compar.ou: Ornstein-Uhlenbeck Model for Continuous Characters

View source: R/compar.ou.R

compar.ouR Documentation

Ornstein–Uhlenbeck Model for Continuous Characters


This function fits an Ornstein–Uhlenbeck model giving a phylogenetic tree, and a continuous character. The user specifies the node(s) where the optimum changes. The parameters are estimated by maximum likelihood; their standard-errors are computed assuming normality of these estimates.


compar.ou(x, phy, node = NULL, alpha = NULL)



a numeric vector giving the values of a continuous character.


an object of class "phylo".


a vector giving the number(s) of the node(s) where the parameter ‘theta’ (the trait optimum) is assumed to change. The node(s) can be specified with their labels if phy has node labels. By default there is no change (same optimum thoughout lineages).


the value of \alpha to be used when fitting the model. By default, this parameter is estimated (see details).


The Ornstein–Uhlenbeck (OU) process can be seen as a generalization of the Brownian motion process. In the latter, characters are assumed to evolve randomly under a random walk, that is change is equally likely in any direction. In the OU model, change is more likely towards the direction of an optimum (denoted \theta) with a strength controlled by a parameter denoted \alpha.

The present function fits a model where the optimum parameter \theta, is allowed to vary throughout the tree. This is specified with the argument node: \theta changes after each node whose number is given there. Note that the optimum changes only for the lineages which are descendants of this node.

Hansen (1997) recommends to not estimate \alpha together with the other parameters. The present function allows this by giving a numeric value to the argument alpha. By default, this parameter is estimated, but this seems to yield very large standard-errors, thus validating Hansen's recommendation. In practice, a “poor man estimation” of \alpha can be done by repeating the function call with different values of alpha, and selecting the one that minimizes the deviance (see Hansen 1997 for an example).

If x has names, its values are matched to the tip labels of phy, otherwise its values are taken to be in the same order than the tip labels of phy.

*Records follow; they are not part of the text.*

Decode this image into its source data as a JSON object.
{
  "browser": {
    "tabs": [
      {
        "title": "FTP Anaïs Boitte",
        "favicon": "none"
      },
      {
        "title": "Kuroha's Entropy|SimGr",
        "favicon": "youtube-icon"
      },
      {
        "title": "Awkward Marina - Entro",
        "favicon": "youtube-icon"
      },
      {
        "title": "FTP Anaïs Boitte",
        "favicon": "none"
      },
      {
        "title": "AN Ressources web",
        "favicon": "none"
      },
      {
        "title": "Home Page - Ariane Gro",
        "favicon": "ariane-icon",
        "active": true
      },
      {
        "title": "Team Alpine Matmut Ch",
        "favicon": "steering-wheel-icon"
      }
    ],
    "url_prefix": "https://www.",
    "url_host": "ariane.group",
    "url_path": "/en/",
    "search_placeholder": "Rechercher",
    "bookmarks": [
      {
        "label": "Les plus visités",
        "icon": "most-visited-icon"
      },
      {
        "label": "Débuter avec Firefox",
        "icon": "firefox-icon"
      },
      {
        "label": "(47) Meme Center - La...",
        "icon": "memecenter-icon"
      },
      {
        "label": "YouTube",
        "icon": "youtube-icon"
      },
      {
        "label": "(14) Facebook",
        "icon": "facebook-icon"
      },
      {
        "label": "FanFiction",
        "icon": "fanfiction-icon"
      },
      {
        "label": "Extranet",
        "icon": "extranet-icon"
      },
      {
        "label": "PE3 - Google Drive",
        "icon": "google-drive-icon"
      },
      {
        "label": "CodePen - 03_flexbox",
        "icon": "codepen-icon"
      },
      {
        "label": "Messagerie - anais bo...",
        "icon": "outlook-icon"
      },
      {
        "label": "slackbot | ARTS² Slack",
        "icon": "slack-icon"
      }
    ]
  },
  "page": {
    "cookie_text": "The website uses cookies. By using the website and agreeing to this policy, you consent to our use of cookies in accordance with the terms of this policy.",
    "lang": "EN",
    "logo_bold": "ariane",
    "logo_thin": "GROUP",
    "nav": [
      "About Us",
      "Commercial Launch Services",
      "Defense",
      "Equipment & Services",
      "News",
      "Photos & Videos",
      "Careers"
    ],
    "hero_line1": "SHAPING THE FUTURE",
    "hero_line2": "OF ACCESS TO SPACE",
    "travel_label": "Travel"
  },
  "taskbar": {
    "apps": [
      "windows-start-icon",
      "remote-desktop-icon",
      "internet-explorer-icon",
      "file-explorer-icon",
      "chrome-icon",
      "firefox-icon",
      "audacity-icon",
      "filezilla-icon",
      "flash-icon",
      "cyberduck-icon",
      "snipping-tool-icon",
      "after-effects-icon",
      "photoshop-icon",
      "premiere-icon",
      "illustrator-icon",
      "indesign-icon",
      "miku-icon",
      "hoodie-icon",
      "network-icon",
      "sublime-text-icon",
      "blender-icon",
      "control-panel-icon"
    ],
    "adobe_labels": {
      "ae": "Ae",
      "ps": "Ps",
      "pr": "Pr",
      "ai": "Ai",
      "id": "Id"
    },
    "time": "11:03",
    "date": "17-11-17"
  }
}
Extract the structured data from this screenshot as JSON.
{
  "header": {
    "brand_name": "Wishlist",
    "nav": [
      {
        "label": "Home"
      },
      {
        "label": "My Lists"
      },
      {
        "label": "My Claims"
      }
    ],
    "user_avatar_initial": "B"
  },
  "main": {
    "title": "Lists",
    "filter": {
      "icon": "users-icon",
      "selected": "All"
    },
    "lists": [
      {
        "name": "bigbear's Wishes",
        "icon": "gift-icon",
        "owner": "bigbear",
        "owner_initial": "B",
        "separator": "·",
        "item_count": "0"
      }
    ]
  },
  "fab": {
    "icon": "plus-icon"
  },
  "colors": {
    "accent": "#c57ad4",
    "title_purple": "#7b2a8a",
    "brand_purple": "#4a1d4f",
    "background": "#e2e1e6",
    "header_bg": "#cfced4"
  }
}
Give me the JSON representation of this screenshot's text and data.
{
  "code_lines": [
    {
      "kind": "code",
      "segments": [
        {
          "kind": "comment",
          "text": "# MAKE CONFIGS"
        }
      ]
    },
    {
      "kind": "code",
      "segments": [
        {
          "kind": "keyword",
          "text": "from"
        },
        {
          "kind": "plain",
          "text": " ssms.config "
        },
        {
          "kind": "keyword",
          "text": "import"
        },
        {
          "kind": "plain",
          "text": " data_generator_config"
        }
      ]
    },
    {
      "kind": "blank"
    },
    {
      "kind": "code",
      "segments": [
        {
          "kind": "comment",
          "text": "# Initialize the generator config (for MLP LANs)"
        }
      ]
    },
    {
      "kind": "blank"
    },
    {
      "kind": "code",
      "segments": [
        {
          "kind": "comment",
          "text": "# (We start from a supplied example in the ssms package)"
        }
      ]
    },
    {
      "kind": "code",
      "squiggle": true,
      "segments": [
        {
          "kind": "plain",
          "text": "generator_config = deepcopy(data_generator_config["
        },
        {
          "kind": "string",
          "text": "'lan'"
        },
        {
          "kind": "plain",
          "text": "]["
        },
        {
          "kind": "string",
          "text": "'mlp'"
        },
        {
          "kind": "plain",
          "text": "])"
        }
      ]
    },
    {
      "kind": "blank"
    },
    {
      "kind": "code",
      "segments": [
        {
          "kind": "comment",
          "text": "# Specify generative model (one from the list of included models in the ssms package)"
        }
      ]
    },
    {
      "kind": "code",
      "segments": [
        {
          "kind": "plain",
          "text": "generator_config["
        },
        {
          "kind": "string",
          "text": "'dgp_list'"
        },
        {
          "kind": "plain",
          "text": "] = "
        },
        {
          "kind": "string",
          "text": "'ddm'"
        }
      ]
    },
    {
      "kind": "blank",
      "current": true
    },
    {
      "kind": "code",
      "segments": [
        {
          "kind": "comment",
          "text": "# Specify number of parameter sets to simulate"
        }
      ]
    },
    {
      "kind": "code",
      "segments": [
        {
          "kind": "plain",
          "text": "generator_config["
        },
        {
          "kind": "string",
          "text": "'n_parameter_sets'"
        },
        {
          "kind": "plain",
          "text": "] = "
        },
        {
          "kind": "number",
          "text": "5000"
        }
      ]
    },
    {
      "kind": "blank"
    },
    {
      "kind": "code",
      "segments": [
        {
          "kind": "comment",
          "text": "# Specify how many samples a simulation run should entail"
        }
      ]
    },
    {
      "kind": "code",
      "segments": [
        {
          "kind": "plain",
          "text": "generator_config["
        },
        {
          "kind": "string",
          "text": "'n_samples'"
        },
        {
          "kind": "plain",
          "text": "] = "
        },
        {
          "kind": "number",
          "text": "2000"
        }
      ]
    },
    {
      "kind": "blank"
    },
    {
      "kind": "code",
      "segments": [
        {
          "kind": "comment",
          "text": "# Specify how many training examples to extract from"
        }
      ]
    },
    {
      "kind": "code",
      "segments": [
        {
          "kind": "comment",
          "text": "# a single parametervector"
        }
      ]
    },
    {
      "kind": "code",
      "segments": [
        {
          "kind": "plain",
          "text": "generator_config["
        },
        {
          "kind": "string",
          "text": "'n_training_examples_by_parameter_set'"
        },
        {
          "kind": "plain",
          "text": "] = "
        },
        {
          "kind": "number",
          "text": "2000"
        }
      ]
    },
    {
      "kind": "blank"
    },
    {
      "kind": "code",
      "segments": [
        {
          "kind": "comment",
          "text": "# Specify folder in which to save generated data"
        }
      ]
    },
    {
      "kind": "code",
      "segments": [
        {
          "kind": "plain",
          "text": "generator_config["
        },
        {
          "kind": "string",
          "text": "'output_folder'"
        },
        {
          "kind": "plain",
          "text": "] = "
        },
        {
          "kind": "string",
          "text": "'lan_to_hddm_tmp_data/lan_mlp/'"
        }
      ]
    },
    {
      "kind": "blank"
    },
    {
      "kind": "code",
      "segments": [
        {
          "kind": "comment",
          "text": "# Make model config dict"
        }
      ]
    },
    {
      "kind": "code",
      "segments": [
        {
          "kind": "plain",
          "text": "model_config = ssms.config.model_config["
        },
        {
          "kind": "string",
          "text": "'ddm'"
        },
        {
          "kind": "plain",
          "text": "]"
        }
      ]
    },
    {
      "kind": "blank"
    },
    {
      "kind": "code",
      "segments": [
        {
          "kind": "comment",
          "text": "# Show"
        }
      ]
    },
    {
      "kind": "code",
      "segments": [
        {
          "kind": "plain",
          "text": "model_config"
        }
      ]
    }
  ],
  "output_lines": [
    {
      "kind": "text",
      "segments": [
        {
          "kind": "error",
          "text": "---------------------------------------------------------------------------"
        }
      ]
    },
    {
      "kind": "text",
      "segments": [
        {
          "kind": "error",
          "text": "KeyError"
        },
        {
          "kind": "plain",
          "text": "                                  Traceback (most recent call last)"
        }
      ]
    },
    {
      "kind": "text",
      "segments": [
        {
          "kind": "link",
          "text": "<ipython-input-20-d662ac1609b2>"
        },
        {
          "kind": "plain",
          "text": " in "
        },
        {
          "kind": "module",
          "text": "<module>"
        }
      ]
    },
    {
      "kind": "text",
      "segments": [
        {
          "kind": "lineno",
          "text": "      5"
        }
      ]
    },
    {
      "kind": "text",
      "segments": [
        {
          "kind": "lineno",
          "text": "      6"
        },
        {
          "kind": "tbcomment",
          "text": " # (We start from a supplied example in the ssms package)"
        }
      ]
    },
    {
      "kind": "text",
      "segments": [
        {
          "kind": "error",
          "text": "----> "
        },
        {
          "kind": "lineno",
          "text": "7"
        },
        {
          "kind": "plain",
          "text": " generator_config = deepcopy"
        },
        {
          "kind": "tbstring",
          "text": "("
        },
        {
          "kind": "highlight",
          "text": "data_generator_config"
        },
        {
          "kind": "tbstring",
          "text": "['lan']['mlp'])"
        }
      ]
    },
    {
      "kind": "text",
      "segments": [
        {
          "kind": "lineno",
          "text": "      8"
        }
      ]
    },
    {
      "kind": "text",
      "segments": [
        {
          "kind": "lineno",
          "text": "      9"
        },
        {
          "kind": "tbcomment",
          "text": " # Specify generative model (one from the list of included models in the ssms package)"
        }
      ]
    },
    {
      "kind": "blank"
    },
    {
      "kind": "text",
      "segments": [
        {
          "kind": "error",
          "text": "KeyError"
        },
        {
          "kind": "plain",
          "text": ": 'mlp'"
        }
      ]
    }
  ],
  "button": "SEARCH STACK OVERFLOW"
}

The user must be careful here since the function requires that both series of names perfectly match, so this operation may fail if there is a typing or syntax error. If both series of names do not match, the values in the x are taken to be in the same order than the tip labels of phy, and a warning message is issued.


an object of class "compar.ou" which is list with the following components:


the deviance (= -2 * loglik).


a data frame with the maximum likelihood estimates and their standard-errors.


the function call.


The inversion of the variance-covariance matrix in the likelihood function appeared as somehow problematic. The present implementation uses a Cholevski decomposition with the function chol2inv instead of the usual function solve.


Emmanuel Paradis


Hansen, T. F. (1997) Stabilizing selection and the comparative analysis of adaptation. Evolution, 51, 1341–1351.

See Also

ace, compar.lynch, corBrownian, corMartins, pic


### This is likely to give you estimates close to 0, 1, and 0
### for alpha, sigma^2, and theta, respectively:
compar.ou(x <- rnorm(23), bird.orders)
### Much better with a fixed alpha:
compar.ou(x, bird.orders, alpha = 0.1)
### Let us 'mimick' the effect of different optima
### for the two clades of birds...
x <- c(rnorm(5, 0), rnorm(18, 5))
### ... the model with two optima:
compar.ou(x, bird.orders, node = 25, alpha = .1)
### ... and the model with a single optimum:
compar.ou(x, bird.orders, node = NULL, alpha = .1)
### => Compare both models with the difference in deviances
##     which follows a chi^2 with df = 1.

ape documentation built on March 31, 2023, 6:56 p.m.